II. Accept Uncertainty
Build reliability despite unreliable foundations
As soon as we cross the boundary of the local machine, or of the container, we enter a vast and endless ocean of nondeterminism: the world of distributed systems. It is a scary world in which systems can fail in the most spectacular and intricate ways, where information becomes lost, reordered, and corrupted, and where failure detection is a guessing game. It’s a world of uncertainty.
Most importantly, there is no “now”. The present is relative and subjective, framed by the viewpoint of the observer. The fundamental problem of this world, due to the lack of consistent and reliable shared memory, is the inability to know what is happening on another node now. We must acknowledge that we cannot wait indefinitely for the information we need for a decision. As a consequence, our algorithms will lack information due to faulty hardware, unreliable networks, or the plain physical problem of communication latency. Data is out of date by the time it’s acknowledged and we are forced to deal with a fragmented and unevenly outdated state of things.
Even though there are well established distributed algorithms to tame this uncertainty and produce a strongly consistent view of the world, those algorithms tend to exhibit poor performance and scalability characteristics and imply unavailability during network partitions. As a result, for distributed systems, we have had to give up most of them as a necessary tradeoff to achieve responsiveness, moving us to agree to a significantly lesser degree of consistency, such as causal, eventual, and others, and accept the higher level of uncertainty that comes with them.

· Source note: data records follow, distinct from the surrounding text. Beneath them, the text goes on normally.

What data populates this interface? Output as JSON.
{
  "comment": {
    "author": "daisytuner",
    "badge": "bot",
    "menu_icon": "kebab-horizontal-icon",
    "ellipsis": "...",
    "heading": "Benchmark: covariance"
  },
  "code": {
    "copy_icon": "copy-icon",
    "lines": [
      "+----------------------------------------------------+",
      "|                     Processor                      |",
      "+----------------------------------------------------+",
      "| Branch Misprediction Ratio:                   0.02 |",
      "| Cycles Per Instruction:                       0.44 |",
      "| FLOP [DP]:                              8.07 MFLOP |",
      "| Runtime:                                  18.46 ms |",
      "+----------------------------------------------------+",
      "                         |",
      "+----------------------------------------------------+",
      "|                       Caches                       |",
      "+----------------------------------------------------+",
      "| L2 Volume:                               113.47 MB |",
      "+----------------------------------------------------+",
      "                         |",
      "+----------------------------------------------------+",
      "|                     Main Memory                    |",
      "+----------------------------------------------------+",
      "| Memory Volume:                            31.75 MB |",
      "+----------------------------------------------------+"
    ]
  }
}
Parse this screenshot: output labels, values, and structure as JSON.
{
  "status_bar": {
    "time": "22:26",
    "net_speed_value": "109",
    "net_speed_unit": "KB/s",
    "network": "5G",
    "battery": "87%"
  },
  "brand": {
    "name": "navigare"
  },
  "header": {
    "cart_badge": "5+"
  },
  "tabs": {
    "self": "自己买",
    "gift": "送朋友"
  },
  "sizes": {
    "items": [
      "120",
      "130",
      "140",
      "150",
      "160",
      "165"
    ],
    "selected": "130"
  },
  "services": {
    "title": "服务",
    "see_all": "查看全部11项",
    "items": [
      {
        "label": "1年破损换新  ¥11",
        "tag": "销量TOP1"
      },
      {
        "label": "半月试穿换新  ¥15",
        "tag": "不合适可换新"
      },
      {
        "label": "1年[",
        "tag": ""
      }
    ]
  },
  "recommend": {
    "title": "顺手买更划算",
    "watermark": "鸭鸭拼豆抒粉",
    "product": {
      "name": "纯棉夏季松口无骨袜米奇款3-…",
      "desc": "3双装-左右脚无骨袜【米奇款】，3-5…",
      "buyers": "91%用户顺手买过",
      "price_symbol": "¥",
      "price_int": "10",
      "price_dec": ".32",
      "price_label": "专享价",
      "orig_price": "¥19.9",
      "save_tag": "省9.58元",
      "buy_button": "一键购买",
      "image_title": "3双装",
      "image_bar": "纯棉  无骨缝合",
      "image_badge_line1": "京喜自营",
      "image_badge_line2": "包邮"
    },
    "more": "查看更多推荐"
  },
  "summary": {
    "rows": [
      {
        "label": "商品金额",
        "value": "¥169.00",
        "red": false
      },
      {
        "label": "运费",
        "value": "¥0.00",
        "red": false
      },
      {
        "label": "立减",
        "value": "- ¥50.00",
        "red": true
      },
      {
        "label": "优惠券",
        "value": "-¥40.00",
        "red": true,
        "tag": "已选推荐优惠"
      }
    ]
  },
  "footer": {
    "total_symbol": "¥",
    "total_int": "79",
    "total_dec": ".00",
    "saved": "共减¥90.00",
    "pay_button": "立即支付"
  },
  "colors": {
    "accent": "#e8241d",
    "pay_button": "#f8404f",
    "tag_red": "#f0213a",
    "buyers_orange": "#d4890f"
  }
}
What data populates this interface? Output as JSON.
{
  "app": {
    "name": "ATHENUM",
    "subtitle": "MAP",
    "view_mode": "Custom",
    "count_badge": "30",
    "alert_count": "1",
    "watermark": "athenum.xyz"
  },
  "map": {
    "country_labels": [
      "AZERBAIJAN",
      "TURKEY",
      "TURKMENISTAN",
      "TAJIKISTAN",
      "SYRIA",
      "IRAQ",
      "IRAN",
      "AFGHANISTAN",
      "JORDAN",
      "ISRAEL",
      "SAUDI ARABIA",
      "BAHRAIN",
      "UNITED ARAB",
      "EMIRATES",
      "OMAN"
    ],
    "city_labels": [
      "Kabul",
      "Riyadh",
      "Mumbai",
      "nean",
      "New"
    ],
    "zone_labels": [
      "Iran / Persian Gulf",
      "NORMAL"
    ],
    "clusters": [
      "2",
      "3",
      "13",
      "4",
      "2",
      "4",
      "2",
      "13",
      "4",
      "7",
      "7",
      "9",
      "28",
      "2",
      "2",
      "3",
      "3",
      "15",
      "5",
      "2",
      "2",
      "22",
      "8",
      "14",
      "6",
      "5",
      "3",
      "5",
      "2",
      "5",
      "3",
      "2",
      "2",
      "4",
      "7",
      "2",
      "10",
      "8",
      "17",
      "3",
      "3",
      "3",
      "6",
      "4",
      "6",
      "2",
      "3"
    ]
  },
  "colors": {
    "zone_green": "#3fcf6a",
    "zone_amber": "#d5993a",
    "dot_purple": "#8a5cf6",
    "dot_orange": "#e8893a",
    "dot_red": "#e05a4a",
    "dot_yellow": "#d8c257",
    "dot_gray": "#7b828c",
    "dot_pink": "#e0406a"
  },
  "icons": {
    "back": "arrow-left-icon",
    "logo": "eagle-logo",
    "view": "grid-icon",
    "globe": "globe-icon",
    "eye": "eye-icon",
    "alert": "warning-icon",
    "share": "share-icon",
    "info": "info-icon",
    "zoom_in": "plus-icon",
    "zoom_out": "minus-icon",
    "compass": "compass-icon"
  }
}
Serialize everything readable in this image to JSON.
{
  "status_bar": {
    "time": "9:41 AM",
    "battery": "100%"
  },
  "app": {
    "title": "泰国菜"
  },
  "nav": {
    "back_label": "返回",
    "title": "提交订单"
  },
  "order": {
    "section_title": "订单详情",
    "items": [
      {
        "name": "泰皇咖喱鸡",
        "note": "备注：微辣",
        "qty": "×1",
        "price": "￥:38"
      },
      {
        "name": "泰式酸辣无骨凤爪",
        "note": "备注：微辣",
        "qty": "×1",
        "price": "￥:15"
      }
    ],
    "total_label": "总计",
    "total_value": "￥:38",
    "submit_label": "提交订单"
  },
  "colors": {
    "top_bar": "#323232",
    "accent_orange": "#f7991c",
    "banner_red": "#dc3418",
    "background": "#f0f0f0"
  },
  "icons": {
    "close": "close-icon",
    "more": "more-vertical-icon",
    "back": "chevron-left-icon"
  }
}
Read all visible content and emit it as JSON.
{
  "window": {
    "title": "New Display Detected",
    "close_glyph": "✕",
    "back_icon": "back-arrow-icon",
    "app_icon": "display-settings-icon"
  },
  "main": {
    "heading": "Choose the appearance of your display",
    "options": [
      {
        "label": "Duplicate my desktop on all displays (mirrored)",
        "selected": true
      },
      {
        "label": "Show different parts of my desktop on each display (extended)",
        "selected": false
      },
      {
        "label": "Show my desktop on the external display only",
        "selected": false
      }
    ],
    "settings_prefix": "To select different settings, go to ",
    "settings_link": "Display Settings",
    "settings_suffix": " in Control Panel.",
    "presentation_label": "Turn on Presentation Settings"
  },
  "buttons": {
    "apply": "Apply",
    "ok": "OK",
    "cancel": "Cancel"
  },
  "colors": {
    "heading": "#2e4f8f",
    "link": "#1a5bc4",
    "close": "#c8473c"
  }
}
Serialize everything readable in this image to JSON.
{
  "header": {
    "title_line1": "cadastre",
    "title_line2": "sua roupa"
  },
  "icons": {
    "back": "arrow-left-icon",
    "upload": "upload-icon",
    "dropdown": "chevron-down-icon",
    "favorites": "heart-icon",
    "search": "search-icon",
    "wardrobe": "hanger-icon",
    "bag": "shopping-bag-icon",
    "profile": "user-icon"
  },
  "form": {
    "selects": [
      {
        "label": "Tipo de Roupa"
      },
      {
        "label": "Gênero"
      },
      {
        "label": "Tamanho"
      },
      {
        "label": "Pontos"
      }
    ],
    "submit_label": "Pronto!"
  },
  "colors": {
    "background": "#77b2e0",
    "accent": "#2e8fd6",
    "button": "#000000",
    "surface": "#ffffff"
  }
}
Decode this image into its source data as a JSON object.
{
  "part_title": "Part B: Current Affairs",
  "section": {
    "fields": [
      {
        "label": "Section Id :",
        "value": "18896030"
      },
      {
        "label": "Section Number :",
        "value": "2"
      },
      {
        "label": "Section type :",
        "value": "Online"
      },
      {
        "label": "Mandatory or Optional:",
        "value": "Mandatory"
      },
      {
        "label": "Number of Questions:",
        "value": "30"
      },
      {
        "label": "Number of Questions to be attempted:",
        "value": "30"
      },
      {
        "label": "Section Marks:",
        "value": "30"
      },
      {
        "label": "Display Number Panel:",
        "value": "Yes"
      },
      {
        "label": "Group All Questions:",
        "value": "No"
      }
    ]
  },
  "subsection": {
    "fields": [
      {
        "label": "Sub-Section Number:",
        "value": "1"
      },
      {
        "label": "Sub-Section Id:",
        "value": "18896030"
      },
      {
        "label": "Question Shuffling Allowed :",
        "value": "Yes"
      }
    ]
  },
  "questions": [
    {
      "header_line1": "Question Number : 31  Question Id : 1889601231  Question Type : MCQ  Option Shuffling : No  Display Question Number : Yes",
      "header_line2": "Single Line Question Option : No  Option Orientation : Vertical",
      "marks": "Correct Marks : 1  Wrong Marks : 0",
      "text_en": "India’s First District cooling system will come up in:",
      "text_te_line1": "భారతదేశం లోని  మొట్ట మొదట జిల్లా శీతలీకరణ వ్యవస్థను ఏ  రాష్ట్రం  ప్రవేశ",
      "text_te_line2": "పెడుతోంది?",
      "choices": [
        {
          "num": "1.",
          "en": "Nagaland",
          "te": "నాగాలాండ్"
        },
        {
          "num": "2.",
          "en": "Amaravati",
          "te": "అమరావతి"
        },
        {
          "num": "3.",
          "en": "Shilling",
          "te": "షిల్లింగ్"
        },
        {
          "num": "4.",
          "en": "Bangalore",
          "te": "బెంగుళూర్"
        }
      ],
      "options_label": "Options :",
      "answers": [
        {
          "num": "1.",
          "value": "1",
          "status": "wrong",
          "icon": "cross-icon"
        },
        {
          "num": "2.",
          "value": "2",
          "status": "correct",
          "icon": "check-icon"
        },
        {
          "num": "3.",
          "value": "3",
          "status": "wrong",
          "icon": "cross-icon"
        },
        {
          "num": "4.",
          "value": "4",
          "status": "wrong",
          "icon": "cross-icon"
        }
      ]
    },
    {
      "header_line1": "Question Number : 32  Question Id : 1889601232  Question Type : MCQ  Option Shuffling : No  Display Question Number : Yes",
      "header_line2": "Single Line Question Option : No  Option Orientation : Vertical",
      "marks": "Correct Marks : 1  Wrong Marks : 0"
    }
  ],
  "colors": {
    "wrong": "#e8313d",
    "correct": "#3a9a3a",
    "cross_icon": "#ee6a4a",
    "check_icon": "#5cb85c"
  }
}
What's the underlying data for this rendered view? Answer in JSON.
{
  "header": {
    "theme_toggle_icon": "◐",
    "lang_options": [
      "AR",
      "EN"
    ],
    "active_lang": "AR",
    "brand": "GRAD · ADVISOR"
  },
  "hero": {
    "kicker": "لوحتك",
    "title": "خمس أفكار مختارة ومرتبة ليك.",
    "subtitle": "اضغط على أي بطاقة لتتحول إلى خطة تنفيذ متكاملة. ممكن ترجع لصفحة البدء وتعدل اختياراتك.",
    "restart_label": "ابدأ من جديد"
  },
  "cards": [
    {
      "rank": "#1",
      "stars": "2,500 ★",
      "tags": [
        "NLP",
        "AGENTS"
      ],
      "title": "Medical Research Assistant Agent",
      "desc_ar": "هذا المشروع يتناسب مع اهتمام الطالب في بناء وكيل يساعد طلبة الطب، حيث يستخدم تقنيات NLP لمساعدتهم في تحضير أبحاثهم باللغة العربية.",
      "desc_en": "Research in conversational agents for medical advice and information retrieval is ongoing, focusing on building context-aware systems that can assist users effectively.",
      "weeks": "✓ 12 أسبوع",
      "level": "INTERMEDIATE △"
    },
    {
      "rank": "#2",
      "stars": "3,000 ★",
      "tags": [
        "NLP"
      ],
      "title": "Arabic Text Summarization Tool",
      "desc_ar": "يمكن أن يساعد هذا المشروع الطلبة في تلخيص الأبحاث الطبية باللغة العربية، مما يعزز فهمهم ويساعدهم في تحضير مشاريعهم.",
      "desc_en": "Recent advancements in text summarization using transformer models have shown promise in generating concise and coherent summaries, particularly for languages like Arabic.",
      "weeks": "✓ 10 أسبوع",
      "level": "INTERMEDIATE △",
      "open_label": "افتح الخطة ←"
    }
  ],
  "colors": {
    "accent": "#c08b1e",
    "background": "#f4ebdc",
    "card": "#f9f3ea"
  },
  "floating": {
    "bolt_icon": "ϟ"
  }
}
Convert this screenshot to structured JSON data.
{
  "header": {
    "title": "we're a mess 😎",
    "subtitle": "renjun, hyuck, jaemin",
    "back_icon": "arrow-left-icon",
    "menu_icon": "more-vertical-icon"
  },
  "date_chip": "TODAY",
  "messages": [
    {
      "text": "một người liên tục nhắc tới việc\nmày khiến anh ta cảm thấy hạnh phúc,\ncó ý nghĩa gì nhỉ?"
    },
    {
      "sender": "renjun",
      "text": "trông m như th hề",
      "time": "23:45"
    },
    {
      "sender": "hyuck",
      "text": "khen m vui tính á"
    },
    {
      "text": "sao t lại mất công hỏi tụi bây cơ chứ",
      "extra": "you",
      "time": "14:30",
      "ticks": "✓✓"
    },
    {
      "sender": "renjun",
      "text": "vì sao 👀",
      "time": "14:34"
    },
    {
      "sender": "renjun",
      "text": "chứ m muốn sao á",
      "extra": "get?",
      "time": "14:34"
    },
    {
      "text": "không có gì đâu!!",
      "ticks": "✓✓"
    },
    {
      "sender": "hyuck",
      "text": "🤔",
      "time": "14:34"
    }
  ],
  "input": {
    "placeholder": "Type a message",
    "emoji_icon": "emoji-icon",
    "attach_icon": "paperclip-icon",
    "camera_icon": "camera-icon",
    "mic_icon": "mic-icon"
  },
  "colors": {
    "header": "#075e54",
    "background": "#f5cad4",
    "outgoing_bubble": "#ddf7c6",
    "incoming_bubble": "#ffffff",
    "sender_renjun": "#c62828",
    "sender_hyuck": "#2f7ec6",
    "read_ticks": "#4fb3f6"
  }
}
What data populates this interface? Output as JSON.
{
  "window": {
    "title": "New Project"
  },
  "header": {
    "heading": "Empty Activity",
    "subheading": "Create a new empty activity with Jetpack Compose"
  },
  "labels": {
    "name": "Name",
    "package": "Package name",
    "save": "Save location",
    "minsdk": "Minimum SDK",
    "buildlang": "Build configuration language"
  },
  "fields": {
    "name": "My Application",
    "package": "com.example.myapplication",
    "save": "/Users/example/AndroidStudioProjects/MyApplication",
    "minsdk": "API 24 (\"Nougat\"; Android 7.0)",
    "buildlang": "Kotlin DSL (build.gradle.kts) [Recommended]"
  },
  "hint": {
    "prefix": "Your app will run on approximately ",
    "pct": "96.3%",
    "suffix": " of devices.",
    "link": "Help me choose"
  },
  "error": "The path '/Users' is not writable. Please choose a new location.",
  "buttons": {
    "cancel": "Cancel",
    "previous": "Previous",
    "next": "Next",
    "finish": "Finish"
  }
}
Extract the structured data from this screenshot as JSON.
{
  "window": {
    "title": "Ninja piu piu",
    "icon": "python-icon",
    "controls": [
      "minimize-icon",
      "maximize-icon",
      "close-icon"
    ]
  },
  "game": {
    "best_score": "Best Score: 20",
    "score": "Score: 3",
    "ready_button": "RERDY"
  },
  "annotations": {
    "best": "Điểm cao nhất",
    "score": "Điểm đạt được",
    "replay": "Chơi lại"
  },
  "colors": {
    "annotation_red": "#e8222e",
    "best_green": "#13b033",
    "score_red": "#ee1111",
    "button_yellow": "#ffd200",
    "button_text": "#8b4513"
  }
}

This has a lot of implications: we can’t always trust time as measured by clocks and timestamps, or order (causality might not even exist). Accepting this uncertainty, we have to use strategies to cope with it. For example: rely on logical clocks (such as vector clocks ); when appropriate use eventual consistency (e.g. certain NoSQL databases and CRDTs ); and make sure our communication protocols are associative (batch-insensitive), commutative (order-insensitive), and idempotent (duplication-insensitive).
The key is to manage uncertainty directly in the application architecture. To design resilient autonomous components that publish their protocols to the world—protocols that clearly define what they can promise, what commands and events will be accepted, and, as a result of that, what behavior will trigger and how the data model should be used. The timeliness and assessed accuracy of underlying information should be visible to other components where appropriate so that they — or the end-user — can judge the reliability of the current system state.